___ EXERCISE MATERIAL
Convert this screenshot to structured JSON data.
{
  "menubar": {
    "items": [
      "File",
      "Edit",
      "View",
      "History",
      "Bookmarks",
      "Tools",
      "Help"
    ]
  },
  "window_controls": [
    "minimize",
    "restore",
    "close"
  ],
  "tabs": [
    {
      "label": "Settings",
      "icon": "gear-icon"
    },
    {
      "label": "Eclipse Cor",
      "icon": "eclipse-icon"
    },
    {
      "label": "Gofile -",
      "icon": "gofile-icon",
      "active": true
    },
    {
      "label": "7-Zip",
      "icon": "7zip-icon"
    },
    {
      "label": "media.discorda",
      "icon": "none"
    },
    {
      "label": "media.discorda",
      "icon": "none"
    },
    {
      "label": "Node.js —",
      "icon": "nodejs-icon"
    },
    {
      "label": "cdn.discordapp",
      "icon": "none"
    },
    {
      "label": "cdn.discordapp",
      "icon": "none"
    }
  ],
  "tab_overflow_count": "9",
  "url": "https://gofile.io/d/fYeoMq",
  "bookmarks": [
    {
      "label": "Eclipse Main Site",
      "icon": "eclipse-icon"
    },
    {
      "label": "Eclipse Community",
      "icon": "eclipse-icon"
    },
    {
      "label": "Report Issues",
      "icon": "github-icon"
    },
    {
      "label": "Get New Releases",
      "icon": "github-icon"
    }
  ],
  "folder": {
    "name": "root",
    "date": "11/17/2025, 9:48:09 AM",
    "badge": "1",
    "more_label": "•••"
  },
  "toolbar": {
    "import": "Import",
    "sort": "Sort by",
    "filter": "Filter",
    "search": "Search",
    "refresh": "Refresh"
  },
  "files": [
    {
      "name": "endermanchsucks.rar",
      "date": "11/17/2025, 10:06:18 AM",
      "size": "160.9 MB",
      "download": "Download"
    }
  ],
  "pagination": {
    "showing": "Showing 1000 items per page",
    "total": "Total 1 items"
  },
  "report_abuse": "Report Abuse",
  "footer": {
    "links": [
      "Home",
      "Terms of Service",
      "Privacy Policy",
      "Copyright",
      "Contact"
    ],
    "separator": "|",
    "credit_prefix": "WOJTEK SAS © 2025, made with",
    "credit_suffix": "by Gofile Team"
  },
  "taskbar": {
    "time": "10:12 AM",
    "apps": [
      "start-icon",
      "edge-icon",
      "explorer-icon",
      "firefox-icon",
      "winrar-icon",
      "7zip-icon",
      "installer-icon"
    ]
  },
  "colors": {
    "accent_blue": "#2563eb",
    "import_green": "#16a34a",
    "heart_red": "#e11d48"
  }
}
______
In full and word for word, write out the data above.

Convert this screenshot to structured JSON data.
{
  "menubar": {
    "items": [
      "File",
      "Edit",
      "View",
      "History",
      "Bookmarks",
      "Tools",
      "Help"
    ]
  },
  "window_controls": [
    "minimize",
    "restore",
    "close"
  ],
  "tabs": [
    {
      "label": "Settings",
      "icon": "gear-icon"
    },
    {
      "label": "Eclipse Cor",
      "icon": "eclipse-icon"
    },
    {
      "label": "Gofile -",
      "icon": "gofile-icon",
      "active": true
    },
    {
      "label": "7-Zip",
      "icon": "7zip-icon"
    },
    {
      "label": "media.discorda",
      "icon": "none"
    },
    {
      "label": "media.discorda",
      "icon": "none"
    },
    {
      "label": "Node.js —",
      "icon": "nodejs-icon"
    },
    {
      "label": "cdn.discordapp",
      "icon": "none"
    },
    {
      "label": "cdn.discordapp",
      "icon": "none"
    }
  ],
  "tab_overflow_count": "9",
  "url": "https://gofile.io/d/fYeoMq",
  "bookmarks": [
    {
      "label": "Eclipse Main Site",
      "icon": "eclipse-icon"
    },
    {
      "label": "Eclipse Community",
      "icon": "eclipse-icon"
    },
    {
      "label": "Report Issues",
      "icon": "github-icon"
    },
    {
      "label": "Get New Releases",
      "icon": "github-icon"
    }
  ],
  "folder": {
    "name": "root",
    "date": "11/17/2025, 9:48:09 AM",
    "badge": "1",
    "more_label": "•••"
  },
  "toolbar": {
    "import": "Import",
    "sort": "Sort by",
    "filter": "Filter",
    "search": "Search",
    "refresh": "Refresh"
  },
  "files": [
    {
      "name": "endermanchsucks.rar",
      "date": "11/17/2025, 10:06:18 AM",
      "size": "160.9 MB",
      "download": "Download"
    }
  ],
  "pagination": {
    "showing": "Showing 1000 items per page",
    "total": "Total 1 items"
  },
  "report_abuse": "Report Abuse",
  "footer": {
    "links": [
      "Home",
      "Terms of Service",
      "Privacy Policy",
      "Copyright",
      "Contact"
    ],
    "separator": "|",
    "credit_prefix": "WOJTEK SAS © 2025, made with",
    "credit_suffix": "by Gofile Team"
  },
  "taskbar": {
    "time": "10:12 AM",
    "apps": [
      "start-icon",
      "edge-icon",
      "explorer-icon",
      "firefox-icon",
      "winrar-icon",
      "7zip-icon",
      "installer-icon"
    ]
  },
  "colors": {
    "accent_blue": "#2563eb",
    "import_green": "#16a34a",
    "heart_red": "#e11d48"
  }
}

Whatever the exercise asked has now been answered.